» AVAILABLE RECORDS

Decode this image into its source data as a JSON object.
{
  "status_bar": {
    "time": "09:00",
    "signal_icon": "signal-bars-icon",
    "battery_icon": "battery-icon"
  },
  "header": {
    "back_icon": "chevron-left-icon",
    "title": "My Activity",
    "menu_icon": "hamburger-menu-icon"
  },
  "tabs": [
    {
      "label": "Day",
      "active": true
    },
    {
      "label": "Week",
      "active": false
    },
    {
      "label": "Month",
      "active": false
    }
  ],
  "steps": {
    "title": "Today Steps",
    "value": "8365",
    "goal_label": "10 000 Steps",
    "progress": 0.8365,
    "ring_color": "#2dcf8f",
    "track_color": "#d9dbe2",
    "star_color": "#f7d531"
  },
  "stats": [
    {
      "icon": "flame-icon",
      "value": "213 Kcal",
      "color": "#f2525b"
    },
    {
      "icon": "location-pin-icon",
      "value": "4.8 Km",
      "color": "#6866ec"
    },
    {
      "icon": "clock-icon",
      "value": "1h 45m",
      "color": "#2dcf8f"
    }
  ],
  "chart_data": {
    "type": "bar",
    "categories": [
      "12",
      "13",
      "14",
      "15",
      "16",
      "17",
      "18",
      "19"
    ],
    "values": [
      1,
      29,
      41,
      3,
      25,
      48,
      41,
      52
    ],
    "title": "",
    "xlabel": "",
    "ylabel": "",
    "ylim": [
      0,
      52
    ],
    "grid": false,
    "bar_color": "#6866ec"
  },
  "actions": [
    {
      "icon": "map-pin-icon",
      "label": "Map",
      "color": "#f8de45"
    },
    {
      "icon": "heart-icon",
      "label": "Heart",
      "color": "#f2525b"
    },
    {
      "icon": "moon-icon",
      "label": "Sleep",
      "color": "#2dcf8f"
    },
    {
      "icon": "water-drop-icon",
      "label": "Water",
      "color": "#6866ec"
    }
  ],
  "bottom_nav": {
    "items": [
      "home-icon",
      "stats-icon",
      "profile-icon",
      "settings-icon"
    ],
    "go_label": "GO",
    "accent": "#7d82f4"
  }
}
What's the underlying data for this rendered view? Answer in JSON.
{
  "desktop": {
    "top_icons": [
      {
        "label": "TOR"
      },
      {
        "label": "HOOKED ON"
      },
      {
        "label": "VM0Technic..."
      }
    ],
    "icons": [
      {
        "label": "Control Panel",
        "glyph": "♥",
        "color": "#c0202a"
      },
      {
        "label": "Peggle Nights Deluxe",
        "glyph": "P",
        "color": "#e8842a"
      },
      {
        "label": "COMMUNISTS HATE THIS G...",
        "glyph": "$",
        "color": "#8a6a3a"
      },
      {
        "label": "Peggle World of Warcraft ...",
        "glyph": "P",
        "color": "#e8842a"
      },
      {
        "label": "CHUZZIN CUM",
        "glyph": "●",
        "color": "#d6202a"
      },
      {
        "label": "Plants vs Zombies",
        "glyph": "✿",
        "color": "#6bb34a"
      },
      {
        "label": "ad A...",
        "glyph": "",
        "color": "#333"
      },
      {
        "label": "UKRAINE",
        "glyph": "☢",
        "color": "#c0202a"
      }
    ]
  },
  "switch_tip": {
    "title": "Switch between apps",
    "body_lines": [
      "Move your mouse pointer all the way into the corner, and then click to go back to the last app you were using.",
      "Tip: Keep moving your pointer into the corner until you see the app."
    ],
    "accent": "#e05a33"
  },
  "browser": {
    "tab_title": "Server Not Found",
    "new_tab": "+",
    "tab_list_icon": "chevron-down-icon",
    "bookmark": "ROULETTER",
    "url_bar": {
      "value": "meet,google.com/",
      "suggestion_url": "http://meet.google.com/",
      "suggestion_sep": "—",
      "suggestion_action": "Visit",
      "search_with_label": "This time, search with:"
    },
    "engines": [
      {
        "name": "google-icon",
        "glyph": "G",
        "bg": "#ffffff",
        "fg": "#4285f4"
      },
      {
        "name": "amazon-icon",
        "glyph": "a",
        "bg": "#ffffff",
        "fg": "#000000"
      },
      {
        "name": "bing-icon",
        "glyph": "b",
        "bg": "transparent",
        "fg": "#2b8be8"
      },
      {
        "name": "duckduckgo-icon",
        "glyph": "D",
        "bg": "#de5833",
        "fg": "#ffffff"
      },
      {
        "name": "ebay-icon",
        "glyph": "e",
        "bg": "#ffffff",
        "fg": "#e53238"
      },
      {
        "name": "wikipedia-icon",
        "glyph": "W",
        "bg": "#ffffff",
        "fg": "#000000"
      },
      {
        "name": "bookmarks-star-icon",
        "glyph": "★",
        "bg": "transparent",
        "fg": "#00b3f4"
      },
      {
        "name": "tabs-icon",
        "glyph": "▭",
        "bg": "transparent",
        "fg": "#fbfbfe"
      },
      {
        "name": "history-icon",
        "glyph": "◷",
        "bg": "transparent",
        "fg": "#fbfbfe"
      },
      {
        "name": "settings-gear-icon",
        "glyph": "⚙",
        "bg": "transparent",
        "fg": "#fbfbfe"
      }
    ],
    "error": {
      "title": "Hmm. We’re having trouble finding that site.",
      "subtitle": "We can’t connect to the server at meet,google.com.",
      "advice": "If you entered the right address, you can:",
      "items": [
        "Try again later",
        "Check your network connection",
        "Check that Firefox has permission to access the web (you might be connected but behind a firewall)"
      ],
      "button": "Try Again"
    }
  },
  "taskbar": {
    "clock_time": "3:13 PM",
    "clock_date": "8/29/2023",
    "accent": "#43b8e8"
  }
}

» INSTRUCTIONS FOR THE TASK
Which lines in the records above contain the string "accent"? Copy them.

» RESPONSE
    "accent": "#7d82f4"
    "accent": "#e05a33"
    "accent": "#43b8e8"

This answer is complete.